Textural Drone Thing finds the SpongeTones branching out again, with splashes of breathy Zombies-like melodicism, Claptonesque guitar and instrumental variety (mandolin, saxes, dulcimer). Three songs co-written by Hoover and Bill Lloyd are as rootsy and poppy (pootsy? roppy?) as you’d expect, and there are still flashes of the SpongeTones of old, especially on Pat Walters’ Lennony ravers, “Try to Please” and “Rattle My Chain.” Have Mersey!

Beat! The SpongeTones is a 25-track collection of demos and other rarities from the group.

Recorded with minimal assistance (he does pretty much everything but drum here), Hoover’s pleasant solo debut departs slightly from the Spongetones’ sound, mainly in the lead vocal style, which is often more soulful (“Soldier”) or gut-ripping (“The Box,” “In the Black”); the overall presentation of Coupons, Questions and Comments is more forceful. Hoover’s knack for winning melodies remains intact, especially on the ‘Tones-like “In Shame,” the sweetly simple “Jack in the Box,” the kinetic “Forgive and Forget” and the downright nasty “Watching You Stumble.” Two instrumentals (one cutely titled “Ignoramos and Andy”) mainly showcase his beefy guitar work. Odd coincidence(?): the opening riff to Robyn Hitchcock’s “So You Think You’re in Love” is identical to Hoover’s “Questions,” which preceded it by a year. In late ’95, Hoover resurrected his long dormant solo career with the release of “Nobody Wins This Time,” a single on the Swedish Sound Asleep label.

A decade later, Hoover assembled a batch of covers he’d done for various tribute albums, recorded some new ones to fill out a baker’s dozen and released it as Jamie Hoo- ever.

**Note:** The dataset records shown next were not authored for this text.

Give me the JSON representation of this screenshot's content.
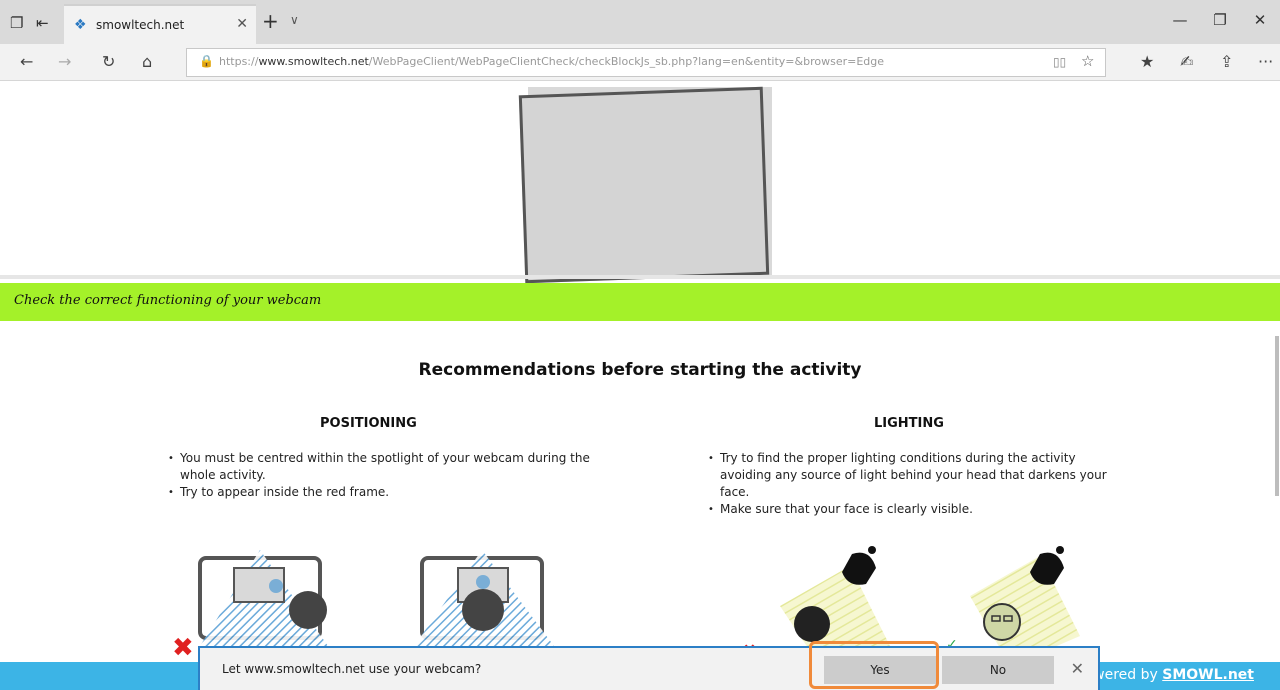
{
  "browser": {
    "tab_title": "smowltech.net",
    "tab_close_icon": "close-icon",
    "new_tab_glyph": "+",
    "tab_menu_glyph": "∨",
    "address": {
      "prefix": "https://",
      "host": "www.smowltech.net",
      "path": "/WebPageClient/WebPageClientCheck/checkBlockJs_sb.php?lang=en&entity=&browser=Edge"
    },
    "window": {
      "minimize": "—",
      "restore": "❐",
      "close": "✕"
    },
    "nav": {
      "back": "←",
      "forward": "→",
      "refresh": "↻",
      "home": "⌂"
    },
    "toolbar": {
      "reading_view": "▯▯",
      "favorite": "☆",
      "favorites_list": "★",
      "notes": "✍",
      "share": "⇪",
      "more": "···"
    }
  },
  "page": {
    "banner_text": "Check the correct functioning of your webcam",
    "heading": "Recommendations before starting the activity",
    "positioning": {
      "title": "POSITIONING",
      "bullets": [
        "You must be centred within the spotlight of your webcam during the whole activity.",
        "Try to appear inside the red frame."
      ]
    },
    "lighting": {
      "title": "LIGHTING",
      "bullets": [
        "Try to find the proper lighting conditions during the activity avoiding any source of light behind your head that darkens your face.",
        "Make sure that your face is clearly visible."
      ]
    },
    "powered_prefix": "wered by ",
    "powered_brand": "SMOWL.net"
  },
  "notification": {
    "message": "Let www.smowltech.net use your webcam?",
    "yes_label": "Yes",
    "no_label": "No",
    "close_glyph": "✕"
  },
  "colors": {
    "banner": "#a4f129",
    "bottom_bar": "#3cb4e6",
    "highlight": "#f08a3a",
    "notification_border": "#2c7fc6"
  }
}
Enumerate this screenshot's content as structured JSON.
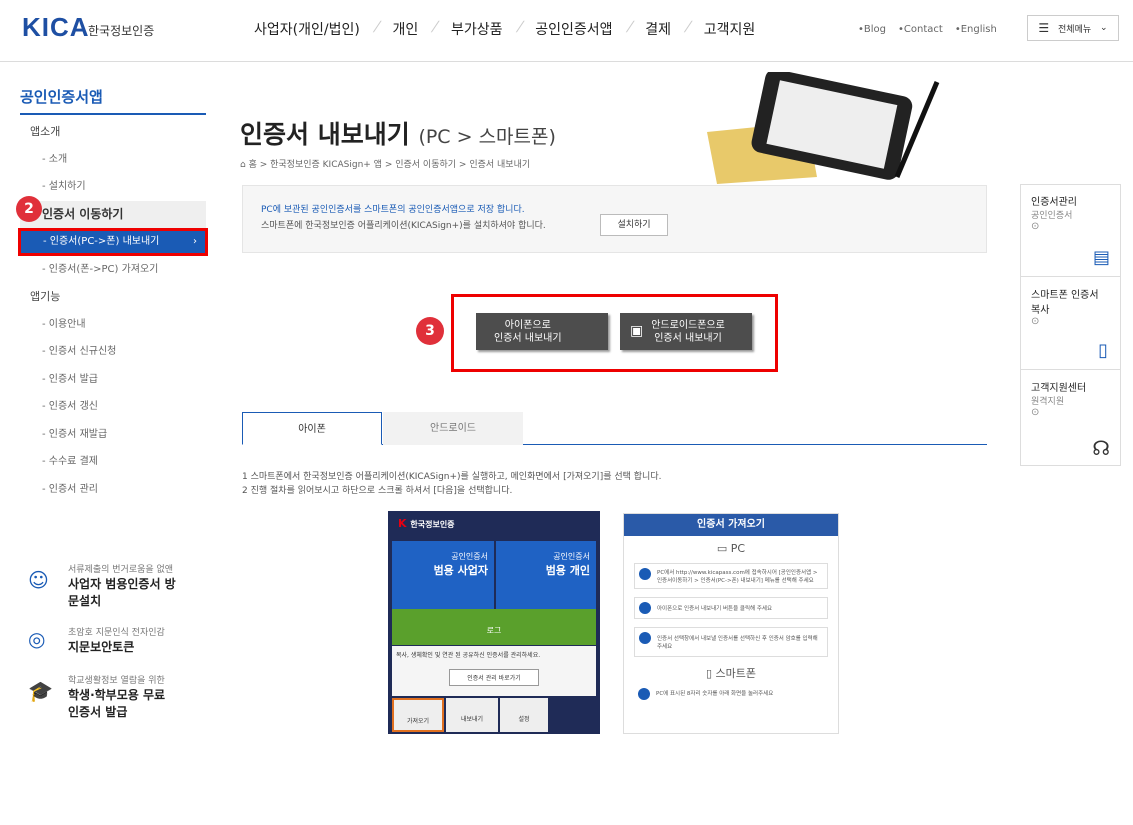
{
  "header": {
    "logo": "KICA",
    "logo_sub": "한국정보인증",
    "nav": [
      "사업자(개인/법인)",
      "개인",
      "부가상품",
      "공인인증서앱",
      "결제",
      "고객지원"
    ],
    "util": [
      "•Blog",
      "•Contact",
      "•English"
    ],
    "all_menu": "전체메뉴"
  },
  "sidebar": {
    "title": "공인인증서앱",
    "items": [
      {
        "label": "앱소개",
        "type": "grp"
      },
      {
        "label": "- 소개",
        "type": "sub"
      },
      {
        "label": "- 설치하기",
        "type": "sub"
      },
      {
        "label": "인증서 이동하기",
        "type": "on-grp"
      },
      {
        "label": "- 인증서(PC->폰) 내보내기",
        "type": "active"
      },
      {
        "label": "- 인증서(폰->PC) 가져오기",
        "type": "sub"
      },
      {
        "label": "앱기능",
        "type": "grp"
      },
      {
        "label": "- 이용안내",
        "type": "sub"
      },
      {
        "label": "- 인증서 신규신청",
        "type": "sub"
      },
      {
        "label": "- 인증서 발급",
        "type": "sub"
      },
      {
        "label": "- 인증서 갱신",
        "type": "sub"
      },
      {
        "label": "- 인증서 재발급",
        "type": "sub"
      },
      {
        "label": "- 수수료 결제",
        "type": "sub"
      },
      {
        "label": "- 인증서 관리",
        "type": "sub"
      }
    ],
    "banners": [
      {
        "small": "서류제출의 번거로움을 없앤",
        "big": "사업자 범용인증서 방문설치"
      },
      {
        "small": "초암호 지문인식 전자인감",
        "big": "지문보안토큰"
      },
      {
        "small": "학교생활정보 열람을 위한",
        "big": "학생·학부모용 무료인증서 발급"
      }
    ]
  },
  "main": {
    "title": "인증서 내보내기",
    "title_sub": "(PC > 스마트폰)",
    "breadcrumb": "⌂ 홈 > 한국정보인증 KICASign+ 앱 > 인증서 이동하기 > 인증서 내보내기",
    "info_line1": "PC에 보관된 공인인증서를 스마트폰의 공인인증서앱으로 저장 합니다.",
    "info_line2": "스마트폰에 한국정보인증 어플리케이션(KICASign+)를 설치하셔야 합니다.",
    "install_btn": "설치하기",
    "iphone_btn": [
      "아이폰으로",
      "인증서 내보내기"
    ],
    "android_btn": [
      "안드로이드폰으로",
      "인증서 내보내기"
    ],
    "tabs": [
      "아이폰",
      "안드로이드"
    ],
    "desc1": "1 스마트폰에서 한국정보인증 어플리케이션(KICASign+)를 실행하고, 메인화면에서 [가져오기]를 선택 합니다.",
    "desc2": "2 진행 절차를 읽어보시고 하단으로 스크롤 하셔서 [다음]을 선택합니다.",
    "phone1": {
      "brand": "한국정보인증",
      "left_small": "공인인증서",
      "left_big": "범용 사업자",
      "right_small": "공인인증서",
      "right_big": "범용 개인",
      "banner": "로그",
      "notice": "복사, 생체확인 및 연관 된 공유하신 인증서를 관리하세요.",
      "mgmt_btn": "인증서 관리 바로가기",
      "bottom": [
        "가져오기",
        "내보내기",
        "설정"
      ]
    },
    "phone2": {
      "header": "인증서 가져오기",
      "pc": "PC",
      "smart": "스마트폰",
      "steps": [
        "PC에서 http://www.kicapass.com에 접속하시어 [공인인증서앱 > 인증서이동하기 > 인증서(PC->폰) 내보내기] 메뉴를 선택해 주세요",
        "아이폰으로 인증서 내보내기 버튼을 클릭해 주세요",
        "인증서 선택창에서 내보낼 인증서를 선택하신 후 인증서 암호를 입력해 주세요",
        "PC에 표시된 8자리 숫자를 아래 화면을 눌러주세요"
      ]
    }
  },
  "right_quick": [
    {
      "title": "인증서관리",
      "sub": "공인인증서"
    },
    {
      "title": "스마트폰 인증서 복사",
      "sub": ""
    },
    {
      "title": "고객지원센터",
      "sub": "원격지원"
    }
  ],
  "markers": [
    "2",
    "3"
  ]
}
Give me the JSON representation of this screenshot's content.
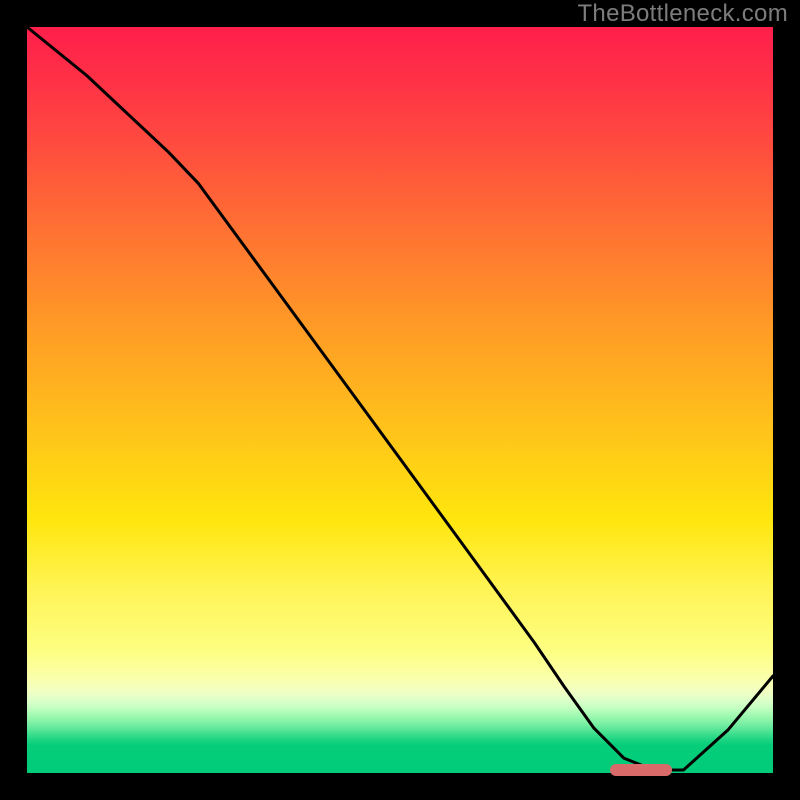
{
  "watermark": "TheBottleneck.com",
  "chart_data": {
    "type": "line",
    "title": "",
    "xlabel": "",
    "ylabel": "",
    "xlim": [
      0,
      100
    ],
    "ylim": [
      0,
      100
    ],
    "grid": false,
    "legend": false,
    "series": [
      {
        "name": "bottleneck-curve",
        "x": [
          0,
          8,
          19,
          23,
          34,
          46,
          58,
          68,
          72,
          76,
          80,
          84,
          88,
          94,
          100
        ],
        "values": [
          100,
          93.5,
          83.2,
          79,
          64,
          47.6,
          31.2,
          17.5,
          11.6,
          6,
          2,
          0.4,
          0.4,
          5.8,
          13
        ]
      }
    ],
    "marker": {
      "name": "optimal-range",
      "x_start": 78.2,
      "x_end": 86.4,
      "y": 0.4
    },
    "gradient_stops": [
      {
        "pct": 0,
        "color": "#ff1f4a"
      },
      {
        "pct": 50,
        "color": "#ffcf14"
      },
      {
        "pct": 84,
        "color": "#fdff82"
      },
      {
        "pct": 96,
        "color": "#00cc79"
      },
      {
        "pct": 100,
        "color": "#00cc79"
      }
    ]
  }
}
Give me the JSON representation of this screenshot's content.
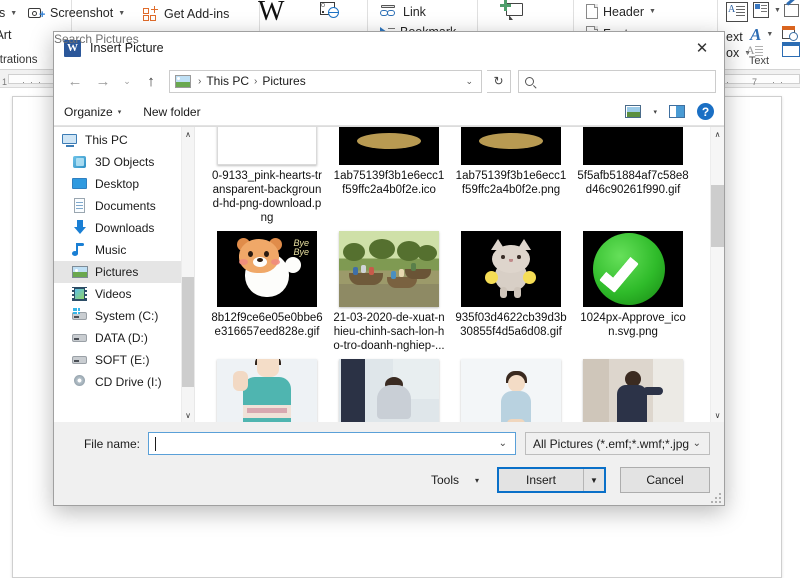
{
  "word": {
    "ribbon_items": [
      {
        "label": "es",
        "icon": "shapes-icon",
        "caret": true
      },
      {
        "label": "Screenshot",
        "icon": "screenshot-icon",
        "caret": true
      },
      {
        "label": "tArt",
        "icon": "smartart-icon",
        "caret": false
      },
      {
        "label": "t",
        "icon": "chart-icon",
        "caret": false
      },
      {
        "label": "Get Add-ins",
        "icon": "get-addins-icon",
        "caret": false
      },
      {
        "label": "W",
        "icon": "wikipedia-icon",
        "caret": false
      },
      {
        "label": "Link",
        "icon": "link-icon",
        "caret": false
      },
      {
        "label": "Bookmark",
        "icon": "bookmark-icon",
        "caret": false
      },
      {
        "label": "Header",
        "icon": "header-icon",
        "caret": true
      },
      {
        "label": "Footer",
        "icon": "footer-icon",
        "caret": true
      },
      {
        "label": "ext",
        "icon": "text-box-icon",
        "caret": false
      },
      {
        "label": "ox",
        "icon": "drop-cap-icon",
        "caret": true
      }
    ],
    "group_labels": [
      "strations",
      "Text"
    ],
    "ruler_tick": "7",
    "ruler_tick_left": "1"
  },
  "dialog": {
    "title": "Insert Picture",
    "close_label": "✕",
    "nav": {
      "back_label": "←",
      "forward_label": "→",
      "recent_label": "⌄",
      "up_label": "↑",
      "refresh_label": "↻",
      "address_caret": "⌄",
      "breadcrumbs": [
        "This PC",
        "Pictures"
      ],
      "separator": "›"
    },
    "search": {
      "placeholder": "Search Pictures"
    },
    "toolbar": {
      "organize_label": "Organize",
      "new_folder_label": "New folder",
      "caret": "▾",
      "view_caret": "▾",
      "help_label": "?"
    },
    "sidebar": {
      "items": [
        {
          "label": "This PC",
          "icon": "this-pc-icon",
          "level": 0,
          "selected": false
        },
        {
          "label": "3D Objects",
          "icon": "3d-objects-icon",
          "level": 1,
          "selected": false
        },
        {
          "label": "Desktop",
          "icon": "desktop-icon",
          "level": 1,
          "selected": false
        },
        {
          "label": "Documents",
          "icon": "documents-icon",
          "level": 1,
          "selected": false
        },
        {
          "label": "Downloads",
          "icon": "downloads-icon",
          "level": 1,
          "selected": false
        },
        {
          "label": "Music",
          "icon": "music-icon",
          "level": 1,
          "selected": false
        },
        {
          "label": "Pictures",
          "icon": "pictures-icon",
          "level": 1,
          "selected": true
        },
        {
          "label": "Videos",
          "icon": "videos-icon",
          "level": 1,
          "selected": false
        },
        {
          "label": "System (C:)",
          "icon": "system-drive-icon",
          "level": 1,
          "selected": false
        },
        {
          "label": "DATA (D:)",
          "icon": "drive-icon",
          "level": 1,
          "selected": false
        },
        {
          "label": "SOFT (E:)",
          "icon": "drive-icon",
          "level": 1,
          "selected": false
        },
        {
          "label": "CD Drive (I:)",
          "icon": "cd-drive-icon",
          "level": 1,
          "selected": false
        }
      ],
      "scroll_up": "∧",
      "scroll_down": "∨"
    },
    "files": [
      {
        "name": "0-9133_pink-hearts-transparent-background-hd-png-download.png",
        "thumb": "cutoff-white"
      },
      {
        "name": "1ab75139f3b1e6ecc1f59ffc2a4b0f2e.ico",
        "thumb": "cutoff-black"
      },
      {
        "name": "1ab75139f3b1e6ecc1f59ffc2a4b0f2e.png",
        "thumb": "cutoff-black"
      },
      {
        "name": "5f5afb51884af7c58e8d46c90261f990.gif",
        "thumb": "cutoff-black"
      },
      {
        "name": "8b12f9ce6e05e0bbe6e316657eed828e.gif",
        "thumb": "dog-gif"
      },
      {
        "name": "21-03-2020-de-xuat-nhieu-chinh-sach-lon-ho-tro-doanh-nghiep-...",
        "thumb": "boat-photo"
      },
      {
        "name": "935f03d4622cb39d3b30855f4d5a6d08.gif",
        "thumb": "cat-gif"
      },
      {
        "name": "1024px-Approve_icon.svg.png",
        "thumb": "approve-check"
      },
      {
        "name": "",
        "thumb": "kimono-photo"
      },
      {
        "name": "",
        "thumb": "bow-photo"
      },
      {
        "name": "",
        "thumb": "standing-photo"
      },
      {
        "name": "",
        "thumb": "doorway-photo"
      }
    ],
    "footer": {
      "filename_label": "File name:",
      "filename_value": "",
      "filename_caret": "⌄",
      "filter_value": "All Pictures (*.emf;*.wmf;*.jpg;*",
      "filter_caret": "⌄",
      "tools_label": "Tools",
      "tools_caret": "▾",
      "insert_label": "Insert",
      "insert_caret": "▼",
      "cancel_label": "Cancel"
    }
  },
  "colors": {
    "accent": "#0a70c8",
    "word_blue": "#2b579a",
    "selection": "#e5e5e5",
    "help_blue": "#1a6fc4"
  }
}
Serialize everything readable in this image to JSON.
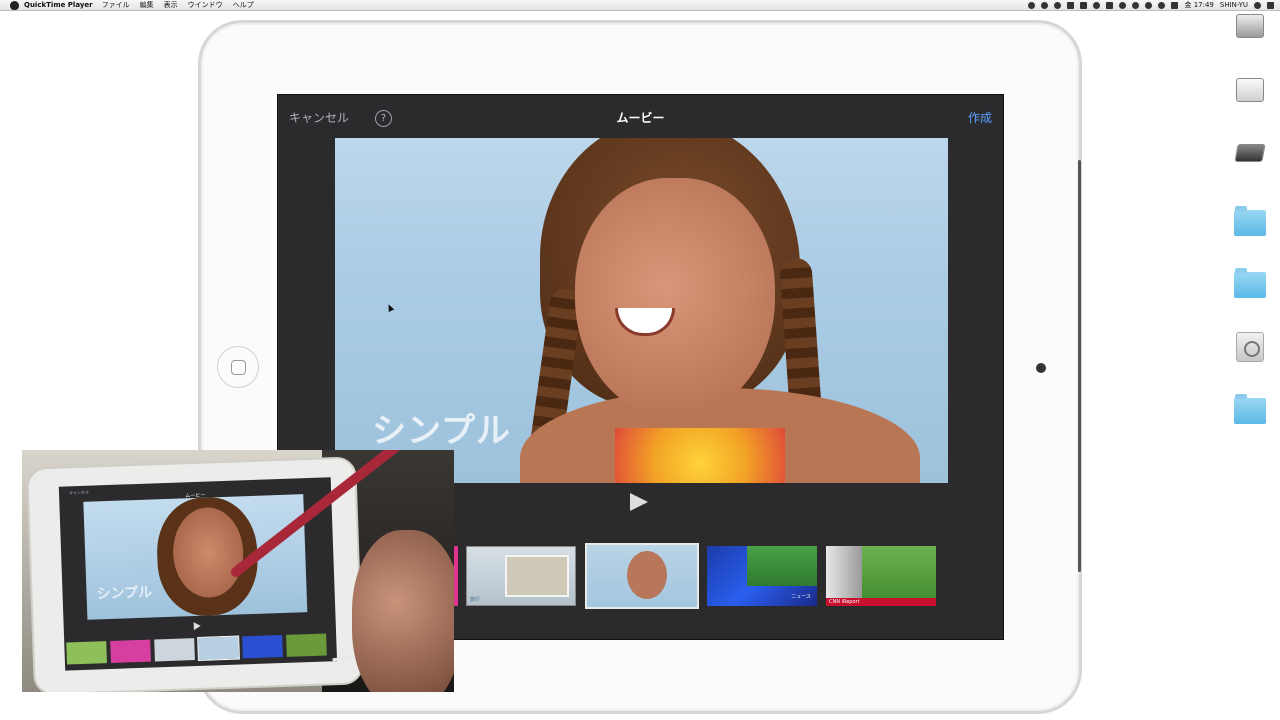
{
  "menubar": {
    "app_name": "QuickTime Player",
    "menus": [
      "ファイル",
      "編集",
      "表示",
      "ウインドウ",
      "ヘルプ"
    ],
    "time": "金 17:49",
    "user": "SHIN-YU"
  },
  "app": {
    "cancel_label": "キャンセル",
    "help_label": "?",
    "title": "ムービー",
    "create_label": "作成",
    "theme_title": "シンプル",
    "themes": [
      {
        "caption": "旅行"
      },
      {
        "caption": ""
      },
      {
        "caption": "ニュース"
      },
      {
        "caption": "CNN iReport"
      }
    ]
  },
  "inset": {
    "cancel_label": "キャンセル",
    "title": "ムービー",
    "theme_title": "シンプル"
  },
  "colors": {
    "accent": "#5aa0ff",
    "screen_bg": "#2b2b2d"
  }
}
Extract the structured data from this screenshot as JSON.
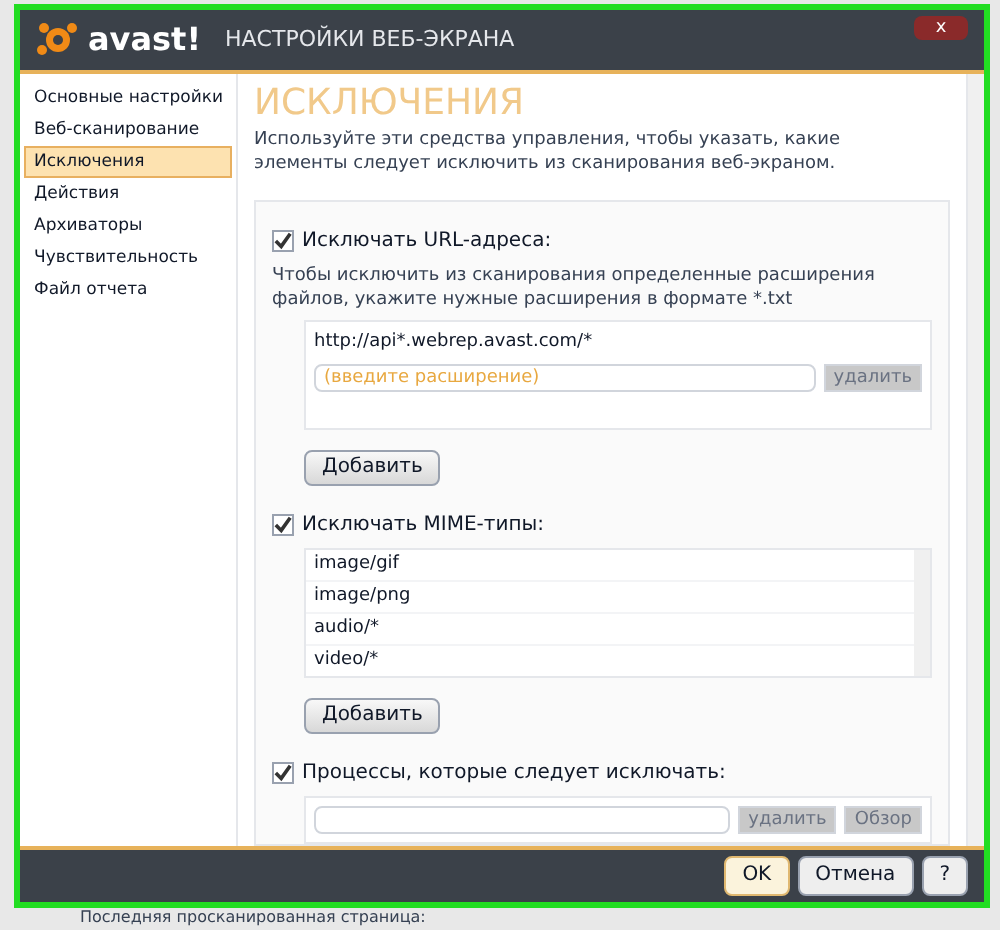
{
  "window": {
    "logo": "avast!",
    "title": "НАСТРОЙКИ ВЕБ-ЭКРАНА",
    "close": "x"
  },
  "sidebar": {
    "items": [
      {
        "label": "Основные настройки",
        "selected": false
      },
      {
        "label": "Веб-сканирование",
        "selected": false
      },
      {
        "label": "Исключения",
        "selected": true
      },
      {
        "label": "Действия",
        "selected": false
      },
      {
        "label": "Архиваторы",
        "selected": false
      },
      {
        "label": "Чувствительность",
        "selected": false
      },
      {
        "label": "Файл отчета",
        "selected": false
      }
    ]
  },
  "page": {
    "heading": "ИСКЛЮЧЕНИЯ",
    "description": "Используйте эти средства управления, чтобы указать, какие элементы следует исключить из сканирования веб-экраном."
  },
  "url_section": {
    "label": "Исключать URL-адреса:",
    "checked": true,
    "hint": "Чтобы исключить из сканирования определенные расширения файлов, укажите нужные расширения в формате *.txt",
    "entries": [
      "http://api*.webrep.avast.com/*"
    ],
    "input_placeholder": "(введите расширение)",
    "delete_button": "удалить",
    "add_button": "Добавить"
  },
  "mime_section": {
    "label": "Исключать MIME-типы:",
    "checked": true,
    "entries": [
      "image/gif",
      "image/png",
      "audio/*",
      "video/*"
    ],
    "add_button": "Добавить"
  },
  "process_section": {
    "label": "Процессы, которые следует исключать:",
    "checked": true,
    "delete_button": "удалить",
    "browse_button": "Обзор"
  },
  "footer": {
    "buttons": [
      {
        "label": "OK",
        "kind": "primary"
      },
      {
        "label": "Отмена",
        "kind": "normal"
      },
      {
        "label": "?",
        "kind": "normal"
      }
    ]
  },
  "background_text": "Последняя просканированная страница:"
}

Proof of his adaptability and diverse skills, Hoover comfortably handles songs by the Traveling Wilburys (“Handle With Care”), Let’s Active (“Horizon”), the Everly Brothers (“Cathy’s Clown”), Todd Rundgren (“Izzat Love?”) and, of course, the Beatles (“It’s Only a Northern Song”). But he stretches far afield from the obvious for such ancient AM radio hits as “You Were on My Mind,” “Theme From a Summer Place,” “Elusive Butterfly” and “Sukiyaki.” Hoover approaches each number with respect and originality, making this a strange but exceedingly pleasant jukebox.

[John M. Borack / Ira Robbins]